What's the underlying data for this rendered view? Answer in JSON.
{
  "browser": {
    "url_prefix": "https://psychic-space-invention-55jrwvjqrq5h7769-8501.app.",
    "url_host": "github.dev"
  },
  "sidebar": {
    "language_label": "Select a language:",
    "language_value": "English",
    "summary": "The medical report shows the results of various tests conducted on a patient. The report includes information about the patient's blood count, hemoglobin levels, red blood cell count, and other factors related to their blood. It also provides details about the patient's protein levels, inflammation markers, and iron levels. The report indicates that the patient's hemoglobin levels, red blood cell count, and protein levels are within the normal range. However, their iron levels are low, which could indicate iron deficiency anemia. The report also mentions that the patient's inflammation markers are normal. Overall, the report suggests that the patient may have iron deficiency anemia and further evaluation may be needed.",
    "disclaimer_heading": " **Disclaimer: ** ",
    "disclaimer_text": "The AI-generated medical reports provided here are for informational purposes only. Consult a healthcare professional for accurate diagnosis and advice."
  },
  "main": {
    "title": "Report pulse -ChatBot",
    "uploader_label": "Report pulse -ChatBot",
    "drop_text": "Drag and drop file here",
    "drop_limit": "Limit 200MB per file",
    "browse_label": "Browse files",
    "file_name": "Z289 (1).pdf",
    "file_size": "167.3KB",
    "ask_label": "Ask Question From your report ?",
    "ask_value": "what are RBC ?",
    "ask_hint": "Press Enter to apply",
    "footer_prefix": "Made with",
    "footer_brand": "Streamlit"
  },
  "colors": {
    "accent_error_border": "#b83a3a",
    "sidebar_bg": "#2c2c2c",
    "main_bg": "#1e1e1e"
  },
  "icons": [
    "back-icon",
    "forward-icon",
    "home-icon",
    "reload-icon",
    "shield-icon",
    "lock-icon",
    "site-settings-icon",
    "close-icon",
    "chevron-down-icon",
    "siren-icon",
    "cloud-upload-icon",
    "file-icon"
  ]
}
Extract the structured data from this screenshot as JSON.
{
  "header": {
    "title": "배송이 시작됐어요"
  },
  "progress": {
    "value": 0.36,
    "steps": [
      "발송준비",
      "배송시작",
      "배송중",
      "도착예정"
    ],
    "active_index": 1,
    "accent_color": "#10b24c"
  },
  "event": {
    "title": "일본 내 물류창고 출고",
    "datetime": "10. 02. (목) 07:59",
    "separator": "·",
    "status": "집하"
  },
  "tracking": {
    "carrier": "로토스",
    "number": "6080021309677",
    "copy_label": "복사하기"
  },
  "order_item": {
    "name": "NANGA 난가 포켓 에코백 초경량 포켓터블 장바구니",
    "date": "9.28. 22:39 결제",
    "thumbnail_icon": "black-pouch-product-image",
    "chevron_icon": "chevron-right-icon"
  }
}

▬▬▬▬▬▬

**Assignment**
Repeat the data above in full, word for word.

**Exercise output**
What's the underlying data for this rendered view? Answer in JSON.
{
  "browser": {
    "url_prefix": "https://psychic-space-invention-55jrwvjqrq5h7769-8501.app.",
    "url_host": "github.dev"
  },
  "sidebar": {
    "language_label": "Select a language:",
    "language_value": "English",
    "summary": "The medical report shows the results of various tests conducted on a patient. The report includes information about the patient's blood count, hemoglobin levels, red blood cell count, and other factors related to their blood. It also provides details about the patient's protein levels, inflammation markers, and iron levels. The report indicates that the patient's hemoglobin levels, red blood cell count, and protein levels are within the normal range. However, their iron levels are low, which could indicate iron deficiency anemia. The report also mentions that the patient's inflammation markers are normal. Overall, the report suggests that the patient may have iron deficiency anemia and further evaluation may be needed.",
    "disclaimer_heading": " **Disclaimer: ** ",
    "disclaimer_text": "The AI-generated medical reports provided here are for informational purposes only. Consult a healthcare professional for accurate diagnosis and advice."
  },
  "main": {
    "title": "Report pulse -ChatBot",
    "uploader_label": "Report pulse -ChatBot",
    "drop_text": "Drag and drop file here",
    "drop_limit": "Limit 200MB per file",
    "browse_label": "Browse files",
    "file_name": "Z289 (1).pdf",
    "file_size": "167.3KB",
    "ask_label": "Ask Question From your report ?",
    "ask_value": "what are RBC ?",
    "ask_hint": "Press Enter to apply",
    "footer_prefix": "Made with",
    "footer_brand": "Streamlit"
  },
  "colors": {
    "accent_error_border": "#b83a3a",
    "sidebar_bg": "#2c2c2c",
    "main_bg": "#1e1e1e"
  },
  "icons": [
    "back-icon",
    "forward-icon",
    "home-icon",
    "reload-icon",
    "shield-icon",
    "lock-icon",
    "site-settings-icon",
    "close-icon",
    "chevron-down-icon",
    "siren-icon",
    "cloud-upload-icon",
    "file-icon"
  ]
}
Extract the structured data from this screenshot as JSON.
{
  "header": {
    "title": "배송이 시작됐어요"
  },
  "progress": {
    "value": 0.36,
    "steps": [
      "발송준비",
      "배송시작",
      "배송중",
      "도착예정"
    ],
    "active_index": 1,
    "accent_color": "#10b24c"
  },
  "event": {
    "title": "일본 내 물류창고 출고",
    "datetime": "10. 02. (목) 07:59",
    "separator": "·",
    "status": "집하"
  },
  "tracking": {
    "carrier": "로토스",
    "number": "6080021309677",
    "copy_label": "복사하기"
  },
  "order_item": {
    "name": "NANGA 난가 포켓 에코백 초경량 포켓터블 장바구니",
    "date": "9.28. 22:39 결제",
    "thumbnail_icon": "black-pouch-product-image",
    "chevron_icon": "chevron-right-icon"
  }
}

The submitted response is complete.